EIGHT-YEAR-OLDS are being trained to ring church bells on New Year's Eve while their parents make plans to celebrate the new millennium in a more secular fashion.

A campaign to find enough bell ringers for every church in the country was launched last year, but there is still a shortage on Jersey.

The tiny island has just two churches with bells but there are not enough adult bell ringers for the big night.
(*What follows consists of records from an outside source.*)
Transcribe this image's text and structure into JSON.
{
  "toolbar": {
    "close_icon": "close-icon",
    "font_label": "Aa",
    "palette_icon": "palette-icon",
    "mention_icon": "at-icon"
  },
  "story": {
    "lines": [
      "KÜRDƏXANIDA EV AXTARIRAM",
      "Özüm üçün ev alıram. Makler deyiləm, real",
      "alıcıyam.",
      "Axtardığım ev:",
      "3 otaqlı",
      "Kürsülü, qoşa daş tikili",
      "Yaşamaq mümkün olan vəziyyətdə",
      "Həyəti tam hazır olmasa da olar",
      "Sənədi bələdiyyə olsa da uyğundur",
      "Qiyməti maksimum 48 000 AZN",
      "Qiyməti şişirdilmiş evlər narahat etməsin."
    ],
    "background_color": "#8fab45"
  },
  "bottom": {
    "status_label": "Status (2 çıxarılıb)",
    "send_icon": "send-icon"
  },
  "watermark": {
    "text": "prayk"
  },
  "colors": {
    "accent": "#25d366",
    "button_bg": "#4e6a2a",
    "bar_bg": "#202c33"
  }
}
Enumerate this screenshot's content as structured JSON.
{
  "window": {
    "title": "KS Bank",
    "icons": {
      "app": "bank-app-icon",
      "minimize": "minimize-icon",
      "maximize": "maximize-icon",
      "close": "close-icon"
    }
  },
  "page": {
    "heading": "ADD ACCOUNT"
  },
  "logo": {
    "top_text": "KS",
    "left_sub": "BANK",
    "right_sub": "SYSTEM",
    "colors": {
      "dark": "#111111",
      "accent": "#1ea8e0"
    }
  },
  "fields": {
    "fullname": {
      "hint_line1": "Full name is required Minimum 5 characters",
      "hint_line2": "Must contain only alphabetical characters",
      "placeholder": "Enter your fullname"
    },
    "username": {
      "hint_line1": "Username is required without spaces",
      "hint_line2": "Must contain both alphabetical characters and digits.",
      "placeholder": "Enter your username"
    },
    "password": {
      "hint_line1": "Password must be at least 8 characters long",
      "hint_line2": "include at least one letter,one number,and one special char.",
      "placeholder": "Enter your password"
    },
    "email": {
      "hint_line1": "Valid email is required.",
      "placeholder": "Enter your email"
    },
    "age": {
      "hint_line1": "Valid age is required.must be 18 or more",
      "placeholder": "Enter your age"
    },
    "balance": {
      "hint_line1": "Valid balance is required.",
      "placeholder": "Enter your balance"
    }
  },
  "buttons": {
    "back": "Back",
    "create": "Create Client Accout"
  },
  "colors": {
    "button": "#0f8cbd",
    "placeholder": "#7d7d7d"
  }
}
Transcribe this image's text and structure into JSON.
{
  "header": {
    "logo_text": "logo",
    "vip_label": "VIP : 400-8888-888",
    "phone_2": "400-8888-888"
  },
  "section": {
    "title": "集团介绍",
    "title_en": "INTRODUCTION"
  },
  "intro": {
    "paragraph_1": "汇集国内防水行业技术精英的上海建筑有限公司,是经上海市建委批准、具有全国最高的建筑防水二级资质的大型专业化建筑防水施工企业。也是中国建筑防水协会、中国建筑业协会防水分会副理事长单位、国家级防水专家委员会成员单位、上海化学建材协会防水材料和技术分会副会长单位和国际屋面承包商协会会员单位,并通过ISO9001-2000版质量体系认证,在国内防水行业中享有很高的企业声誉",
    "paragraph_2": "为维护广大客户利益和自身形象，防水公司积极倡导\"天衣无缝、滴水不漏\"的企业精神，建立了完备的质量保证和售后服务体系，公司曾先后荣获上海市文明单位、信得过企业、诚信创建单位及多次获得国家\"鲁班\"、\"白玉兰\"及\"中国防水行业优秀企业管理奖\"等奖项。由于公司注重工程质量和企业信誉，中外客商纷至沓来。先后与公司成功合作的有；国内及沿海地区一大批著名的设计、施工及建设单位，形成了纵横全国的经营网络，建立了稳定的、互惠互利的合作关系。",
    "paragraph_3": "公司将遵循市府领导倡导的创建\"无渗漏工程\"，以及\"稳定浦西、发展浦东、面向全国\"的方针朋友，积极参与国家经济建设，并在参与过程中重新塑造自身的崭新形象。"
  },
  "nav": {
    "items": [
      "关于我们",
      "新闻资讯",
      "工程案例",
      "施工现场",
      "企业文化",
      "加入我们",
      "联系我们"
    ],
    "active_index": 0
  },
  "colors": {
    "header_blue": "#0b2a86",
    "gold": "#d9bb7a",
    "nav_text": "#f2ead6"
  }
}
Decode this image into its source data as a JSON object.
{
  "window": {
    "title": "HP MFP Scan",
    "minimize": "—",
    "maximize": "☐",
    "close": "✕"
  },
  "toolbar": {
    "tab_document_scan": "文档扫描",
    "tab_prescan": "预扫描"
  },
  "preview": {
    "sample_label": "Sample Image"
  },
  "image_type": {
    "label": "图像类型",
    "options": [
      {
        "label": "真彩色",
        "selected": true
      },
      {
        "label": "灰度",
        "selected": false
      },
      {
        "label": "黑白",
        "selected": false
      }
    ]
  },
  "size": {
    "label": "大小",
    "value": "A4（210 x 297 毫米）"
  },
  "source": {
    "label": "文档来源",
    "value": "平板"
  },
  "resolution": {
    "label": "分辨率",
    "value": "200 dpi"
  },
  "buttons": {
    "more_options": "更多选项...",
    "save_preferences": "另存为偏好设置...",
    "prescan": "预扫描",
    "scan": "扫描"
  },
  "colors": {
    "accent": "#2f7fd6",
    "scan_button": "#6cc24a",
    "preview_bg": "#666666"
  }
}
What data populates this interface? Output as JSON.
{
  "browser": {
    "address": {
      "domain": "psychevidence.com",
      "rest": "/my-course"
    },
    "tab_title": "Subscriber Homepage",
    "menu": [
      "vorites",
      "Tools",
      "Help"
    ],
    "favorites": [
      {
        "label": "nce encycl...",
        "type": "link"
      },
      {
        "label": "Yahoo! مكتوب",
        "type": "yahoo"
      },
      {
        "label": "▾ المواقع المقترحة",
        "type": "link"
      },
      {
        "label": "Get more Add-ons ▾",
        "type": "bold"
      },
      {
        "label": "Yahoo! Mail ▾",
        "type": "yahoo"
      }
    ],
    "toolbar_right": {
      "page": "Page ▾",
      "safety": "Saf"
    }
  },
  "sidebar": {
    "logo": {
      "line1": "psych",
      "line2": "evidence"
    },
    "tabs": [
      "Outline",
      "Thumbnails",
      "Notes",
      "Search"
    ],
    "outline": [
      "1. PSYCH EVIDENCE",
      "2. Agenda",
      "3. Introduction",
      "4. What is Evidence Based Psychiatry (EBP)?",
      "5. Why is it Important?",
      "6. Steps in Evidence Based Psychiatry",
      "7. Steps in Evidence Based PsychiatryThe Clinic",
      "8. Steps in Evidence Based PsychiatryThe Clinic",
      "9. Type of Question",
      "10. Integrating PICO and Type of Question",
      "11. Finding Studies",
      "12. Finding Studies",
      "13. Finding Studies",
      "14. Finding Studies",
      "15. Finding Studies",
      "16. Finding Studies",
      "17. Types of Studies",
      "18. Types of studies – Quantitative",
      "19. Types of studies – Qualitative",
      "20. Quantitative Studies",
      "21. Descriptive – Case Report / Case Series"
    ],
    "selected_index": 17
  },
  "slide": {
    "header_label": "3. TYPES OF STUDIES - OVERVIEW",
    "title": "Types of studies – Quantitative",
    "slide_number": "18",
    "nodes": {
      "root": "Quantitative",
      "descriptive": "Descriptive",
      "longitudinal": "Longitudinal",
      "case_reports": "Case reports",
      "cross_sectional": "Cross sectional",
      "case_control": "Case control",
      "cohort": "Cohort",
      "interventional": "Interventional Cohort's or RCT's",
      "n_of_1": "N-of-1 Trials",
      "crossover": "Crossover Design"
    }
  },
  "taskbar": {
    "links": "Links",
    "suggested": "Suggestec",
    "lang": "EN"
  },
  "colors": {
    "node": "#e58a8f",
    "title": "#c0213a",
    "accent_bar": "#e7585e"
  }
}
So Simon Linford, the captain of the Tower of St John's Church, has turned to Sunday school children for help.

He said that they were extremely keen to take over bell ringing duties and there was a waiting list of applicants.

Unfortunately, they are restricted more by height than ability, he added.

"Finding people who will be prepared to do it on the eve of the millennium will be hard for us, so we have been teaching the children from the Sunday school," he said. "The bells at St John's are quite light so it's not too much of a problem for the children, although they do have to stand on a couple of boxes and we will have to buy some more before the night.

"They view it as a rather glamorous occupation."

Usually the minimum age for learning to ring church bells is 12, as most small children do not have the strength in their arms to pull down on the heavy ropes. But as this is a special case it was decided that an exception could be made. "I have been worried about it for some time and this seemed like a good solution," Mr Linford said.

"Many of our regular bell ringers are young people who return to the mainland to see their families at that time of year and that has left us short in previous years so this time we are going to do something about it."

David Thorne, the former editor of The Ringing World, a magazine for bell ringers, said it was not an unusual occupation for children, but eight was very young.

"Children often start learning at 12 but the Jersey bells are not too heavy so it is fine for them to begin at a younger age," Mr Thorne said.

"We have had some seven-year-olds ringing very well but it doesn't happen all that often because of their size."

He said there would be some parishes where bell ringers did not want to be on duty on the millennium New Year's Eve, but the campaign to recruit extra ringers was proving successful.

"We have found an extra 1,000 ringers during the pastyear and are confident of finding another one or two thousand more by the millennium," Mr Thorne said.

"There will be a lot of bells rung at midnight but the main aim is to ring them all at midday on 1 January and I think we shall definitely manage most of them."